Published in: Outstanding Papers - Year: 2019
Book Line: Vol. 25 No. 12 ISSN 1702-3548

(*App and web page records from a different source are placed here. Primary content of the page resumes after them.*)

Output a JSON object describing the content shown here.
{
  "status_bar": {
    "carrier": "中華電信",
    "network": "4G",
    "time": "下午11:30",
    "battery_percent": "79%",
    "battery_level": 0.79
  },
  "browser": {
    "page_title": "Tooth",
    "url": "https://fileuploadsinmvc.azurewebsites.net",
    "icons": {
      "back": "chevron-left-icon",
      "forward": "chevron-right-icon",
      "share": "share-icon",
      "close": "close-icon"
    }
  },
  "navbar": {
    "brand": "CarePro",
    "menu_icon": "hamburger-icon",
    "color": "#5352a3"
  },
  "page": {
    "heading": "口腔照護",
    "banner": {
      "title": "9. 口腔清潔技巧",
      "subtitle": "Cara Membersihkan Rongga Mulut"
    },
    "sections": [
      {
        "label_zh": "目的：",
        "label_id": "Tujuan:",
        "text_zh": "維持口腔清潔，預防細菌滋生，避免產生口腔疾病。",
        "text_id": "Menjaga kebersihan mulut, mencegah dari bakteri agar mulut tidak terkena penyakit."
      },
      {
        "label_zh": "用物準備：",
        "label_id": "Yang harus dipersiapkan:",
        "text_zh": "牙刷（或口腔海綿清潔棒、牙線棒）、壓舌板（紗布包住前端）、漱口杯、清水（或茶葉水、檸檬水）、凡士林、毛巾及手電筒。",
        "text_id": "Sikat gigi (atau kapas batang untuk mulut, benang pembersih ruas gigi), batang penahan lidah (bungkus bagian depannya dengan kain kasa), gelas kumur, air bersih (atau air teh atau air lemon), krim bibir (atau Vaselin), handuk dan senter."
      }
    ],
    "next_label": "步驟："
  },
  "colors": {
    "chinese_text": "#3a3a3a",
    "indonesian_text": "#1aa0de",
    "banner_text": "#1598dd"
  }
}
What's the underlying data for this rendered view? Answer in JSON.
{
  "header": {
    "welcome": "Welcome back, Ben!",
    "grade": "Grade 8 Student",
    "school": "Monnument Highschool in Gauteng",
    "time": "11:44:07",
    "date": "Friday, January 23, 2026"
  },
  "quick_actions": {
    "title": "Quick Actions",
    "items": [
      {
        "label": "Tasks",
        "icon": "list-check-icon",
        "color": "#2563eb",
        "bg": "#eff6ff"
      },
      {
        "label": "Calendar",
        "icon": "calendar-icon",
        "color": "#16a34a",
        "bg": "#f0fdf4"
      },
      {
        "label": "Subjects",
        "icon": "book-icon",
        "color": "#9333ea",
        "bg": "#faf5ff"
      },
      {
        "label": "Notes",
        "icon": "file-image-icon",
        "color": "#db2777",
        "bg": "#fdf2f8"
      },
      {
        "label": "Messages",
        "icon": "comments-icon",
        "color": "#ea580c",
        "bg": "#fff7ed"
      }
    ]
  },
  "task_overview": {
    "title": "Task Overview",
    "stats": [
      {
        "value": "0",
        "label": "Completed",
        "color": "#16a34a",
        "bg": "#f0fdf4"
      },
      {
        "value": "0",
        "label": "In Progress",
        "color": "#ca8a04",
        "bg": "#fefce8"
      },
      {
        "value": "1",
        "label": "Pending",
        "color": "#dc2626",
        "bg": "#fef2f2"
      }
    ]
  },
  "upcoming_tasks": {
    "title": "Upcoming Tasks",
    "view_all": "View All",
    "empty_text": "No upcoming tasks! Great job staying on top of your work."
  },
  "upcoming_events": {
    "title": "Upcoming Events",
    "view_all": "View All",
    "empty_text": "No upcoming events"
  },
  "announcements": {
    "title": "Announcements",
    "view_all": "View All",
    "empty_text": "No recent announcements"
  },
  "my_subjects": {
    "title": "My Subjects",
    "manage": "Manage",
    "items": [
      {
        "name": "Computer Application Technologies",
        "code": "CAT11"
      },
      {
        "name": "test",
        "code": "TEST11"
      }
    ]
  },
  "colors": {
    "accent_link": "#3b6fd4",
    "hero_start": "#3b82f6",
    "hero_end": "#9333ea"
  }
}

Globally, millions of people are beginning to acknowledge that a wide-scale environmental crisis is occurring with the deforestation of rainforests, severe weather events, marine plastic pollution, and rising global temperatures and ocean levels. This is prompting many to look at the unsustainable practices of large transnational corporations with their extensive supply chains, high emission rates and excessive packaging. In light of public concern, many of these corporations are making voluntary commitments to become more sustainable as a form of corporate environmental responsibility (CER). This paper explores the motivating factors behind CER through the case study of single-use plastics in Canada to understand  whether policies and products are genuine in supporting the environment or a form of greenwashing to deflect government regulations, gain legitimacy in the eyes of the public and increase market share. For the purposes of this research, greenwashing is defined as “the phenomena of socially and environmentally destructive corporations attempting to preserve and expand their markets or power by posing as friends of the environment” (CorpWatch, 2001). Literature reviews are used to provide a brief summary of the history of environmental policy in Canada as well as the history and benefits of single-use plastics, the environmental, human health and economic impacts of plastic pollution, and recent changes in public perceptions. With this background knowledge, case studies of corporate commitments are analyzed to highlight differences between CER and greenwashing and how to discern between the two. In order to provide more insight into the Canadian context, stakeholder interviews were conducted with industry, consulting firms and environmental NGOs. Interviews explored sentiments around single-use plastics, potential motives behind voluntary corporate plastic commitments and areas for improvement in terms of government regulations and corporate practices. This paper concludes with recommendations for corporations and governments on how to more effectively manage CER and plastic pollution, while improving waste management systems in Canada. Areas of focus include extended producer responsibility, material procurement, standardized labelling and content guidelines, and the facilitation of collaboration and innovation.